Count the lines in the data below where the string "JSON" occurs, please, and give the number alone.

Extracted information: Begin

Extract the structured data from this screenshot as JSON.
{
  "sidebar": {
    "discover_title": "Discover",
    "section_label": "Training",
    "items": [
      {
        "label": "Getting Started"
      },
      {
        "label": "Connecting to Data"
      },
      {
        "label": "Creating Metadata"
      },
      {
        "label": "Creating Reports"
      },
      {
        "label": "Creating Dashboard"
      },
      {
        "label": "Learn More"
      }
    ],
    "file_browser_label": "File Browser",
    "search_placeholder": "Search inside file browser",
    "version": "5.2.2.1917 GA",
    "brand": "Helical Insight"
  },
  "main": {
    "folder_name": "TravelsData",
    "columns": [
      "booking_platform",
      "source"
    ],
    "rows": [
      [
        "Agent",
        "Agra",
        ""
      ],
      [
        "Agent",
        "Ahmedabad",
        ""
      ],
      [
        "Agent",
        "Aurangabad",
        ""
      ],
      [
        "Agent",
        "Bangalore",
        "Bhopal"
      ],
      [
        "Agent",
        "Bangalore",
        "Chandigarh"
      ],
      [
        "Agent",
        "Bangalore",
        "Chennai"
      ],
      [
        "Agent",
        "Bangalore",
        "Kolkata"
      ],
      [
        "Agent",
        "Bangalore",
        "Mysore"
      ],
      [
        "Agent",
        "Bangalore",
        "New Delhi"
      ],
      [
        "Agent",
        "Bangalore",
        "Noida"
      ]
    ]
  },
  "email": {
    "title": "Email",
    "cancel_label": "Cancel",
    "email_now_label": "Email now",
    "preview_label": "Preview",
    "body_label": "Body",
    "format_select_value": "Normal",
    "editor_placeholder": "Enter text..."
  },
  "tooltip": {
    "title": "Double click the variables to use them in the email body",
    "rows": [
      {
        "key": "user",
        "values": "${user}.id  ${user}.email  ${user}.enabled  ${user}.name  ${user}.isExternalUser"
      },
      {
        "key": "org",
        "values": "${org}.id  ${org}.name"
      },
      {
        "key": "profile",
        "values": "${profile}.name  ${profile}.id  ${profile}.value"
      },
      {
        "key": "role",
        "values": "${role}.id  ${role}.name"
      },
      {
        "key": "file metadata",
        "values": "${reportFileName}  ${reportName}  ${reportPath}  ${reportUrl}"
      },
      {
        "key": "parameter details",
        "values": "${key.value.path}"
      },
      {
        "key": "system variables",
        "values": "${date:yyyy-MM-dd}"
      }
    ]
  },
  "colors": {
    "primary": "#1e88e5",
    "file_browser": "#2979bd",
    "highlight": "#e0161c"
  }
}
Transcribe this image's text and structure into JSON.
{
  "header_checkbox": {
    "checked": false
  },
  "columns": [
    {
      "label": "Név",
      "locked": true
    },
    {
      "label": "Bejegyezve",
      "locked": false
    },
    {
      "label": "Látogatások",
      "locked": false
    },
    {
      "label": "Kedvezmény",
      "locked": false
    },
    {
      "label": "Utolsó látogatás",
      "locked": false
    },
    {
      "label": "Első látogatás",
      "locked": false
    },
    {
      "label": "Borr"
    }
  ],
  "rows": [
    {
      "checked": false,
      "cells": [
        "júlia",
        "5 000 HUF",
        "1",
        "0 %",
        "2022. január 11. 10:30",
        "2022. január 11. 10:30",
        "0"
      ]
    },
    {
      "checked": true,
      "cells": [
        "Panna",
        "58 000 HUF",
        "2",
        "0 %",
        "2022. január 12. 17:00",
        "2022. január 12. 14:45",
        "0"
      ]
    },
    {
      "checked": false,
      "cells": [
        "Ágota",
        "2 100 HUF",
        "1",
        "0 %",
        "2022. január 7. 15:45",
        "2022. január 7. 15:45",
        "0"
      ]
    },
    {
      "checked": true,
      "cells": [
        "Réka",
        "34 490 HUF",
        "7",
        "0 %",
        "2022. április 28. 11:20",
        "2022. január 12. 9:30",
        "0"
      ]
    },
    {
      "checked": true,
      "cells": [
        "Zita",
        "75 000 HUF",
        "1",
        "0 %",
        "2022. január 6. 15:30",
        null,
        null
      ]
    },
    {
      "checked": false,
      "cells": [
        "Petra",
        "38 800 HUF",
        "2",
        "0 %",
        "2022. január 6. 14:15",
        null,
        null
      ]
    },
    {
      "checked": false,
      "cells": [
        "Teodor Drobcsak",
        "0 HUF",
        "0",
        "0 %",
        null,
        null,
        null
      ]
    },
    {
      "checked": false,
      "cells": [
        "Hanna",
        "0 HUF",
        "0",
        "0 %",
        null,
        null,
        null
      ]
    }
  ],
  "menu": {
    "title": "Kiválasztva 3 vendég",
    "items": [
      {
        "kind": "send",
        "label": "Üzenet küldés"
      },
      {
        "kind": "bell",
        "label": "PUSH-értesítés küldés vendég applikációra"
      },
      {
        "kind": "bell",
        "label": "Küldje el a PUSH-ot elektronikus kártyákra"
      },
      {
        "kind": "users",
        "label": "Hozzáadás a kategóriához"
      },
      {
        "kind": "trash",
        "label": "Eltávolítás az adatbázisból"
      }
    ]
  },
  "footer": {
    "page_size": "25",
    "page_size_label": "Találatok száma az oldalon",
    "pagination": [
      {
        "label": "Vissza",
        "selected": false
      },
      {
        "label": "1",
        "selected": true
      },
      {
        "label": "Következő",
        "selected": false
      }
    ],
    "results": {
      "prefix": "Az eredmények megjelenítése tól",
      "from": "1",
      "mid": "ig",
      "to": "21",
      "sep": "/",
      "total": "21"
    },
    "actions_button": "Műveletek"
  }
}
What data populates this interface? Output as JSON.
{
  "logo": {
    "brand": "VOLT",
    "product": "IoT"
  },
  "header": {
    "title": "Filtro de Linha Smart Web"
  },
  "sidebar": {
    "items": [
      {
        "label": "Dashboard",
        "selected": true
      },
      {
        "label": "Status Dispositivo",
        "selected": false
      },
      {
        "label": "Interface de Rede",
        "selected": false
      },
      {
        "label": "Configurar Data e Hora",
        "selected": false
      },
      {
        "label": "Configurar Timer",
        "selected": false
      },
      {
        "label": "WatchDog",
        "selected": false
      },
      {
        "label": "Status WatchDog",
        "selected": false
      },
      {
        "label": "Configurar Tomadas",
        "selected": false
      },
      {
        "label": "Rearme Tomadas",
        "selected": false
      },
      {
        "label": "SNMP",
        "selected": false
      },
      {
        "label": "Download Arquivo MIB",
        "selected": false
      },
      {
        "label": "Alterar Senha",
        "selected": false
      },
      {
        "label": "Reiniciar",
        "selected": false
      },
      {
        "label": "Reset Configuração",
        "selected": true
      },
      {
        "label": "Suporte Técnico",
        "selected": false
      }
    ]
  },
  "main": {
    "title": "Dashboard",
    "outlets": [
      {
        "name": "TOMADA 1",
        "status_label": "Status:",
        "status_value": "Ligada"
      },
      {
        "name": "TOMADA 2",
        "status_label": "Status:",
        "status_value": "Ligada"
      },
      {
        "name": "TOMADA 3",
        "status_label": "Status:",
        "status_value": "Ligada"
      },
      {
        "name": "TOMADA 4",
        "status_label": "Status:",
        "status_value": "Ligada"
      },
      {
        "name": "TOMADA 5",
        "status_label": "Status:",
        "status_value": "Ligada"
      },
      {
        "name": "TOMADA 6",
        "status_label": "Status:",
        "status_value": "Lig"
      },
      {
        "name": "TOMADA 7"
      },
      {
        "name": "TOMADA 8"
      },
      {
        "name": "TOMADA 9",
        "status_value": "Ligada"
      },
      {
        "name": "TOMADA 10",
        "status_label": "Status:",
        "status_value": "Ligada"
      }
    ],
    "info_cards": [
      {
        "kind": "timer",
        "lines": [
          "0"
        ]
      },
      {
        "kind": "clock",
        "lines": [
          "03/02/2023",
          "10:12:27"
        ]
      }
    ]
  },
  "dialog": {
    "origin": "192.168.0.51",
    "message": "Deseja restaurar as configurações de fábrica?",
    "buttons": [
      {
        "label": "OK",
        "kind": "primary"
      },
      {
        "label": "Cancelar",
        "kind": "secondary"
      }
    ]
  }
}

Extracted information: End

## [Your solution]
3